Factors Traditional CMS Headless CMS
Front-end presentation layer Included within the CMS Not included in the CMS
Content management layer Included within the CMS Included within the CMS
Flexibility Limited by the CMS's front-end technology Developers can choose any front-end technology or platform
Scalability Limited by the CMS's architecture Easily scalable to handle large volumes of content and traffic
Development speed Slower, as the presentation layer needs to be developed in addition to the back-end Faster, as developers only need to focus on the back-end
Maintenance Changes may require updates to both the back-end and front-end Changes made to the back end are immediately reflected across all platforms
Use cases Best suited for smaller websites or blogs Best suited for complex websites or applications that require multiple channels for content delivery
Examples WordPress, Drupal Contentful,, Prismic

Headless CMS Benefits

A headless CMS is a powerful and flexible way to manage content. It allows for faster editing experiences and the ability to manage content for multiple channels. It offers developers the flexibility to choose their own frontend tooling and makes it easier to scale. In addition, headless CMS also offers enhanced security by separating content from the presentation layer.

  • Flexibility: With a headless CMS, developers have the freedom to use any programming language, framework, or technology stack to build the front end, allowing for greater customization and innovation.
  • Scalability: Headless CMSs are designed to handle large volumes of content and traffic without sacrificing performance, making them ideal for high-traffic websites and applications.
  • Future-proofing: By separating content from presentation, businesses can future-proof their digital properties, adapting them to new technologies and devices as they emerge without having to overhaul their entire CMS.
  • Omnichannel delivery: With content served via APIs, businesses can deliver a consistent user experience across multiple channels and devices, ensuring that content remains accessible and engaging no matter how or where it is consumed.
  • Enhanced security: By removing the front end from the equation, headless CMSs reduce the surface area for potential security vulnerabilities, helping to protect sensitive data and mitigate risks.

In the crowded landscape of headless CMS solutions, several platforms have risen to prominence. Contentful, Strapi, and Sanity are among the leading contenders, each offering its own unique features and capabilities.
Contentful, for example, boasts a user-friendly interface and robust API capabilities, making it a popular choice for enterprises.
Strapi, on the other hand, is an open-source headless CMS that offers unparalleled flexibility and customization options.
Sanity, meanwhile, distinguishes itself with its real-time collaboration features and developer-friendly tools.


In conclusion, headless CMSs represent a paradigm shift in content management, offering businesses the flexibility, scalability, and agility they need to thrive in today's digital age.

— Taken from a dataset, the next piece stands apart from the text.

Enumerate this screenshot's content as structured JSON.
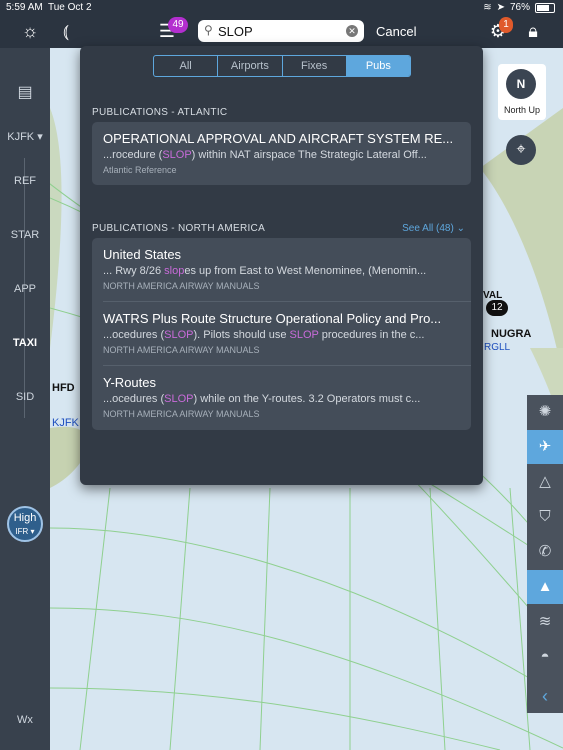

By decoupling content from presentation, headless CMSs empower developers to create immersive and dynamic user experiences across a multitude of channels and devices, driving engagement and fostering innovation. As more businesses recognize the benefits of headless CMSs, the future of content management looks brighter than ever.